Squire for Hire - Letiman Games - $9
Game title: Squire for Hire
Game description: Your day has finally come – a famous adventurer has hired YOU to be their Squire! When your hero completes quests, defeats baddies, and takes all the credit, they also earn loot – which you get the great honour of carrying!
While initially thought to be a fad, 18-card microgames have persisted throughout the past few years. Letiman Games’ Squire for Hire is such a game, taking the approach of a tile-laying spacial-management game. Pack up the most loot while getting rid of as much junk as possible while completing quests to win.
- Adorable artwork
- Clever gameplay
- The box doesn’t look like it’ll last very long
- Could use more cards
Full Squire for Hire Review
While initially thought to be a fad, 18-card micro games have persisted throughout the past few years. Letiman Games’ Squire for Hire is such a game, taking the approach of a tile-laying spacial-management game. Pack up the most loot while getting rid of as much junk as possible while completing quests to win.
Tucked inside a tiny box is 4 Character Cards and 14 cards with a grid and items on one side, and encounters, dungeons, or quests on the other. The inside of the quad-fold box contains the rules of play.
Squire for Hire is played by either having available equipment to use or expend to complete the requirements on a Dungeon, Encounter, or Quest card. Doing so will allow you to take 1 of 2 treasure cards that you must fit into your pack. You do this by overlapping any item onto existing space in your pack. You can even cover up nasty junk you don’t want anymore. One thing you need to remember is that expended items have to be completely covered by the new card.
It’s an interesting mechanic that makes for some tough choices throughout play. At the end of the game, you’ll score for each item in your bag, minus each piece of junk. If two similar items are adjacent you score bonus points. Each character also as 2 combinations of items that will score bonus points, as well as a special scoring rule. One character lets you count food-related junk items as 0 points, while another lets you score for skulls but has broken swords worth -2 points.

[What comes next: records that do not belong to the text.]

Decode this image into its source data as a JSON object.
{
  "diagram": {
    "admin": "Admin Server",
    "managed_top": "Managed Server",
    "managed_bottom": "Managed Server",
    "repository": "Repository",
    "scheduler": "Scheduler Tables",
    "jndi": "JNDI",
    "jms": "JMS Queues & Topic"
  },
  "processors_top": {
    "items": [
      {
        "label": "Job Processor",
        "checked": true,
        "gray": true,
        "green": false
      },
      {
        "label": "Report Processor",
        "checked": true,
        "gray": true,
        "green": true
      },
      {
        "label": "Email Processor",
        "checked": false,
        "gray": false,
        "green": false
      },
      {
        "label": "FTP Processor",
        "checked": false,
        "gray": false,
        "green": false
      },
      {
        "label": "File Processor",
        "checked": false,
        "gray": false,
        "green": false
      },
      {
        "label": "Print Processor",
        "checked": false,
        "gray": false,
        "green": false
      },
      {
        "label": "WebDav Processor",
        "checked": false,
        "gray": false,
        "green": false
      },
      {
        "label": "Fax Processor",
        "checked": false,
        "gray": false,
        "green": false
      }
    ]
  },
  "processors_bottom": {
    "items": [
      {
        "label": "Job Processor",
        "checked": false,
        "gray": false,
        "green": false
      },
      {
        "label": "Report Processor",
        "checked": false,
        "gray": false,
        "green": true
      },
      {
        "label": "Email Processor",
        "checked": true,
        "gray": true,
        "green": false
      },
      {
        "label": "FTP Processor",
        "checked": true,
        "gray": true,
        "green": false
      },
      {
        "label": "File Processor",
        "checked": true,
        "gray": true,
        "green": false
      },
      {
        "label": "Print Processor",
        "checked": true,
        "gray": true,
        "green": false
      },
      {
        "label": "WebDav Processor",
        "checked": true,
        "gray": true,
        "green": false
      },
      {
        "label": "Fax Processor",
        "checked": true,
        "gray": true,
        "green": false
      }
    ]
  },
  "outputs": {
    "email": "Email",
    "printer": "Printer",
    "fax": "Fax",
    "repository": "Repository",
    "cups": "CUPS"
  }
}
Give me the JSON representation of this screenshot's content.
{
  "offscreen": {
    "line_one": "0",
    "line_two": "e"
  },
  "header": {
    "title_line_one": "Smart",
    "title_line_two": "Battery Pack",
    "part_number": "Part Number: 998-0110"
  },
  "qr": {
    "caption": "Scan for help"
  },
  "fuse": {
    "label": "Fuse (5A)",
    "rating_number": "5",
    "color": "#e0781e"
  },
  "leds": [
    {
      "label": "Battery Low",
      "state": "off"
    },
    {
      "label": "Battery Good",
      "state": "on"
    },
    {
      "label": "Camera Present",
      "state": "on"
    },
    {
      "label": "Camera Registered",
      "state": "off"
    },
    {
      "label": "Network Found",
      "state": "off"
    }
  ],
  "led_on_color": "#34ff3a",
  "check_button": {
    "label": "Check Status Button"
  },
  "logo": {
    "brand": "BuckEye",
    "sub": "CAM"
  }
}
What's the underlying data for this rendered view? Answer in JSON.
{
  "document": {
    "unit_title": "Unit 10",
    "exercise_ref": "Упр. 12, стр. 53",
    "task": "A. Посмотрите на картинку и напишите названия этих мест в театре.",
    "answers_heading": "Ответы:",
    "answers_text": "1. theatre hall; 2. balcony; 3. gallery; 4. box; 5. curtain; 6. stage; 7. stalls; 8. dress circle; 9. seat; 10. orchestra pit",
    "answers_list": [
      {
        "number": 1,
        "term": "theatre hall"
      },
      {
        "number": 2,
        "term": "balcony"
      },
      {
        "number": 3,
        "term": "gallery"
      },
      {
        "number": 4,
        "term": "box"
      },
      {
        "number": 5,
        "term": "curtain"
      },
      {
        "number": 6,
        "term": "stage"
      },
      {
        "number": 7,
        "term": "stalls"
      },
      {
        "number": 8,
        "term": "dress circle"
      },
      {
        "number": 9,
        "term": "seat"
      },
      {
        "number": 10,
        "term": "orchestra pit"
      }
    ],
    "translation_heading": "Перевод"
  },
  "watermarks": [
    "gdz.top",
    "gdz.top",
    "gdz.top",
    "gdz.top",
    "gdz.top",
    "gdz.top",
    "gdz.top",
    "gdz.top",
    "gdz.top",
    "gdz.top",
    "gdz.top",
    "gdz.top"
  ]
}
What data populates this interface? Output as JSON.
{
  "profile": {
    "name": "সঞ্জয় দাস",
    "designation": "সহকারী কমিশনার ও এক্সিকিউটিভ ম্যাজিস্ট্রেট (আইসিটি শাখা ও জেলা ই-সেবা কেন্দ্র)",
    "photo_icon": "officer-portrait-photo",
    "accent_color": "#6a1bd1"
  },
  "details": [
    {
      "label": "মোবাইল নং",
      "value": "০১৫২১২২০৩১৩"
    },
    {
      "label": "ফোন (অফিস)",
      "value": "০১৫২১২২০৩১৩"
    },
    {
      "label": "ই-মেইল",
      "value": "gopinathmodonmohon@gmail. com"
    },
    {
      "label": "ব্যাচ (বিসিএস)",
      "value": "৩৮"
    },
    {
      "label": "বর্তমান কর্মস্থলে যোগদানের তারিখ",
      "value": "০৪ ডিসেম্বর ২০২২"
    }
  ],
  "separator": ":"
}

The game is fast, simple to learn, and a lot of fun. Some micro-games really amaze me with how much bang for the buck you get with them. Squire for Hire certainly packs a lot of game into a $9 price tag. My only concern is that the quad-fold tuck box will wear out pretty quickly, leaving me having to store the game differently. Well, that and the fact that I want more cards!
A copy of Squire for Hire was provided free for review by Letiman Games
Media personality Rob Kalajian has been a staple in the board game world for many years. As a former writer for Purple Pawn and the owner of A Pawn’s Perspective, Rob focuses on board game reviews, events, and news. A self-proclaimed geek, Rob loves all things toys and games and even helps raise his four kids in his spare time.